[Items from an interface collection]
————

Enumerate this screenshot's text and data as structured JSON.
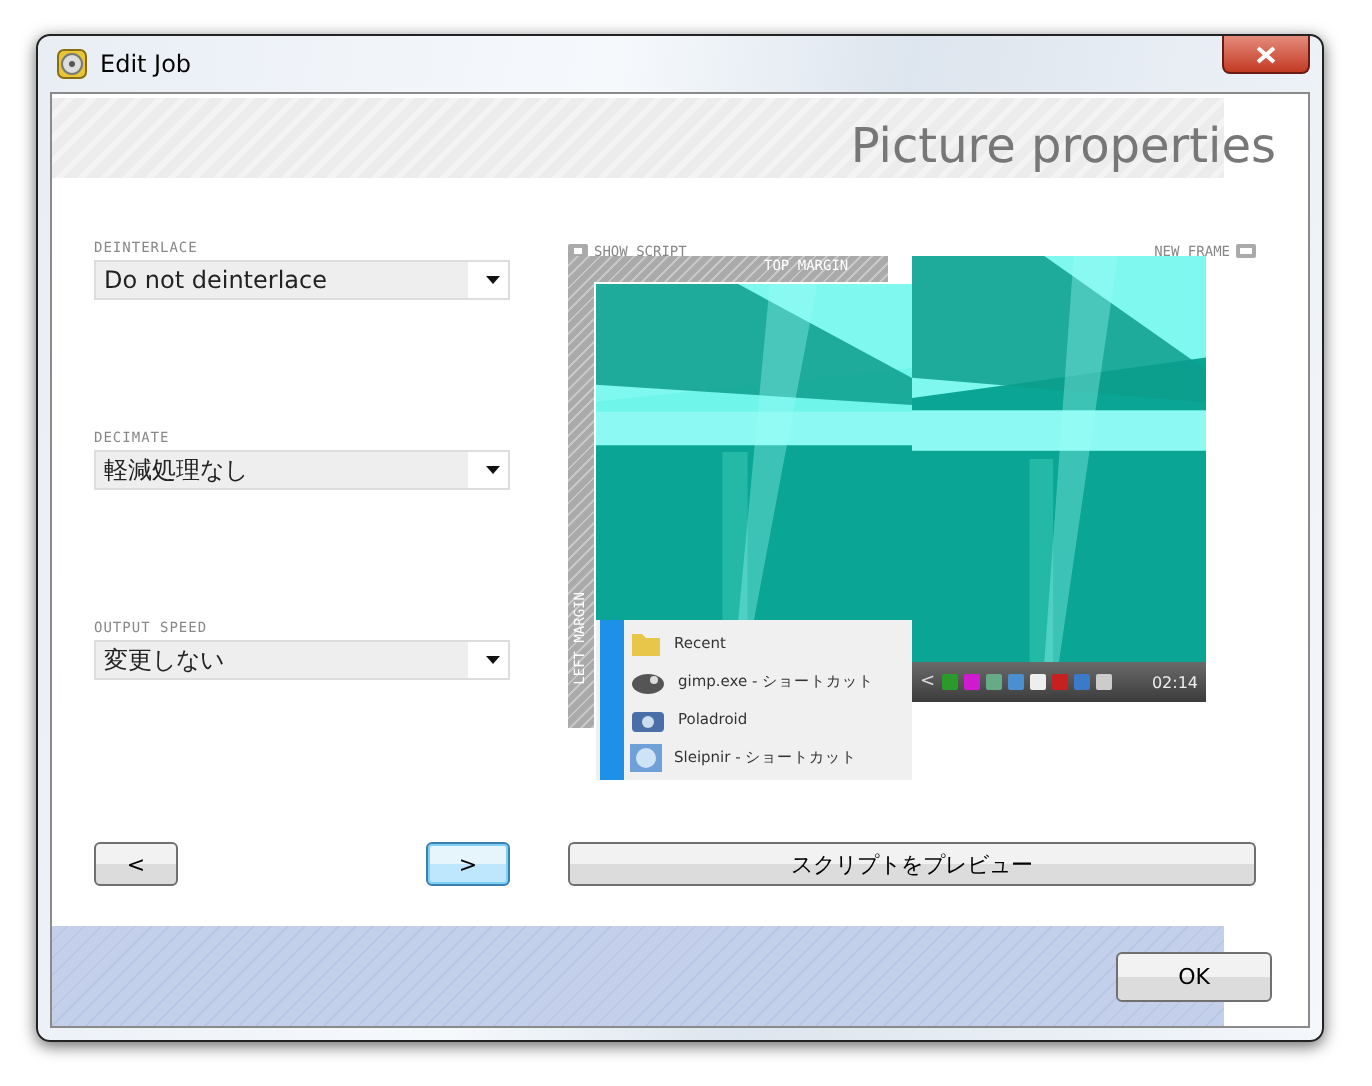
{
  "window": {
    "title": "Edit Job"
  },
  "heading": "Picture properties",
  "fields": [
    {
      "label": "DEINTERLACE",
      "value": "Do not deinterlace"
    },
    {
      "label": "DECIMATE",
      "value": "軽減処理なし"
    },
    {
      "label": "OUTPUT SPEED",
      "value": "変更しない"
    }
  ],
  "preview": {
    "show_script": "SHOW SCRIPT",
    "new_frame": "NEW FRAME",
    "top_margin": "TOP MARGIN",
    "left_margin": "LEFT MARGIN",
    "menu_items": [
      {
        "label": "Recent",
        "kind": "folder"
      },
      {
        "label": "gimp.exe - ショートカット",
        "kind": "app"
      },
      {
        "label": "Poladroid",
        "kind": "camera"
      },
      {
        "label": "Sleipnir - ショートカット",
        "kind": "globe"
      }
    ],
    "taskbar": {
      "chevron": "<",
      "clock": "02:14"
    }
  },
  "buttons": {
    "back": "<",
    "next": ">",
    "preview": "スクリプトをプレビュー",
    "ok": "OK"
  }
}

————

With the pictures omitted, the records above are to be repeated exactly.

Enumerate this screenshot's text and data as structured JSON.
{
  "window": {
    "title": "Edit Job"
  },
  "heading": "Picture properties",
  "fields": [
    {
      "label": "DEINTERLACE",
      "value": "Do not deinterlace"
    },
    {
      "label": "DECIMATE",
      "value": "軽減処理なし"
    },
    {
      "label": "OUTPUT SPEED",
      "value": "変更しない"
    }
  ],
  "preview": {
    "show_script": "SHOW SCRIPT",
    "new_frame": "NEW FRAME",
    "top_margin": "TOP MARGIN",
    "left_margin": "LEFT MARGIN",
    "menu_items": [
      {
        "label": "Recent",
        "kind": "folder"
      },
      {
        "label": "gimp.exe - ショートカット",
        "kind": "app"
      },
      {
        "label": "Poladroid",
        "kind": "camera"
      },
      {
        "label": "Sleipnir - ショートカット",
        "kind": "globe"
      }
    ],
    "taskbar": {
      "chevron": "<",
      "clock": "02:14"
    }
  },
  "buttons": {
    "back": "<",
    "next": ">",
    "preview": "スクリプトをプレビュー",
    "ok": "OK"
  }
}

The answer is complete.